A great side-effect of inline requires is that we only require the modules that we actually use within the test itself, instead of all the modules we used in the entire file.
Which leads to another optimization: lazy mocking. The idea is to only mock modules on demand, which combined with inline requires saves us from mocking a lot of modules and all their recursive dependencies.
We were able to update all tests using a codemod in no time – it was a simple 50,000 line code change. Inline requires and lazy mocking improved the test runtime by 50%.
For now, if you'd like to use this transform in Jest you'll have to add it manually to your Babel configuration. We are working on ways to make this easier to opt-in.
The open source version of Jest used to be a fork of our internal version, and we'd sync Jest out only once every couple of months. This was a painful manual process that required fixing up many tests every time. We recently upgraded Jest and brought parity to all platforms (iOS, Android and web) and then enabled our sync process. Now, every change to Jest in open source is run against all of our internal tests, and there's only a single version of Jest that's consistent everywhere.
When trying to improve performance, it's important to also dive into the systems that sit above and below your system. In the case of Jest, things like Node.js and the test files themselves, for example. One of the first things we did was to update Node.js at Facebook from the years-old 0.10 to iojs and subsequently to Node 4. The new version of V8 helped improve performance and was quite easy to upgrade to.
We noticed that the
path module in Node.js is slow when making thousands of path operations which was fixed in Node 5.7. Until we drop support for Node 4 internally at Facebook, we'll ship our own version of the fastpath module.
We next started questioning the outdated node-haste. As mentioned before, the entire project has to be parsed for
@providesModule headers to build a dependency graph. When this system was originally built,
node_modules didn't exist and our file system crawler wasn't excluding them properly.
In previous versions, Jest would actually read every file in
node_modules – which contributed to the slow startup time of Jest. When we picked up Jest again we replaced the entire project with a new implementation, based on react-native's packager. The startup time of Jest is now less than a second even on large projects. The react-native team, specifically David, Amjad and Martin did an outstanding job on this project.
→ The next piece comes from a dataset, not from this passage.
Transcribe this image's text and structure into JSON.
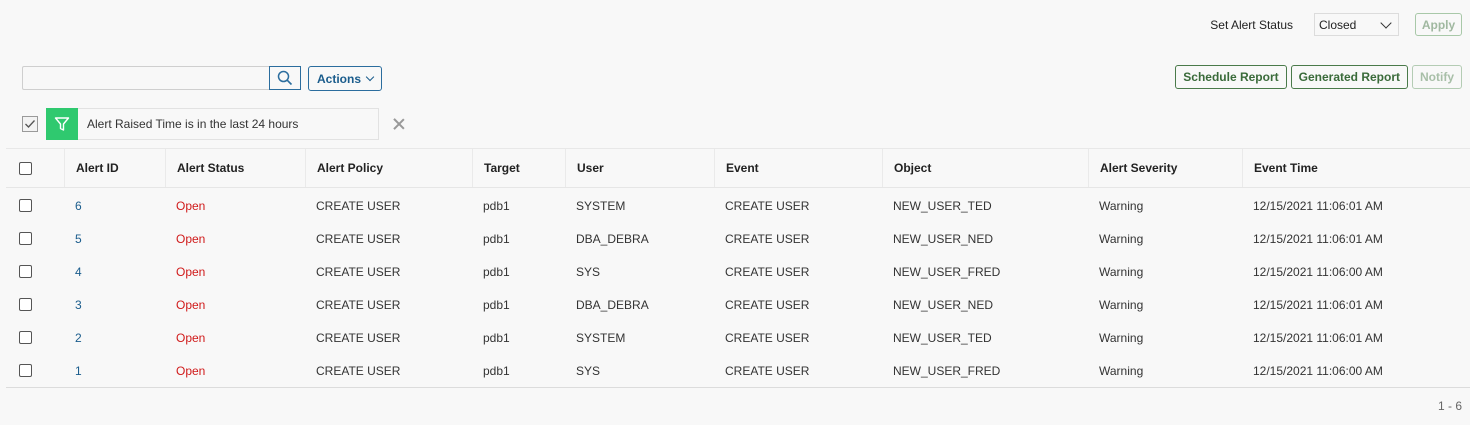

A lot of the above changes improved the test runtime by 10% or sometimes even 50%. We started at a runtime of about 10 minutes for all tests, and without these improvements we'd probably be at around 20 minutes by now. After these improvements, though, it now consistently takes around 1 minute and 35 seconds to run all our tests!
More importantly, adding new tests causes total runtime to grow very slowly. Engineers can write and run more tests without feeling the costs.
With Jest's recent 0.9 release and performance improvements from the node-haste2 integration, the runtime of the Relay framework's test suite went down from 60 seconds to about 25 and the react-native test suite now finishes in less than ten seconds on a 13” MacBook Pro.
We're very happy with the wins we've seen so far, and we're going to keep working on Jest and making it better. If you are curious about contributing to Jest, feel free get in touch on GitHub, Discord or Facebook :)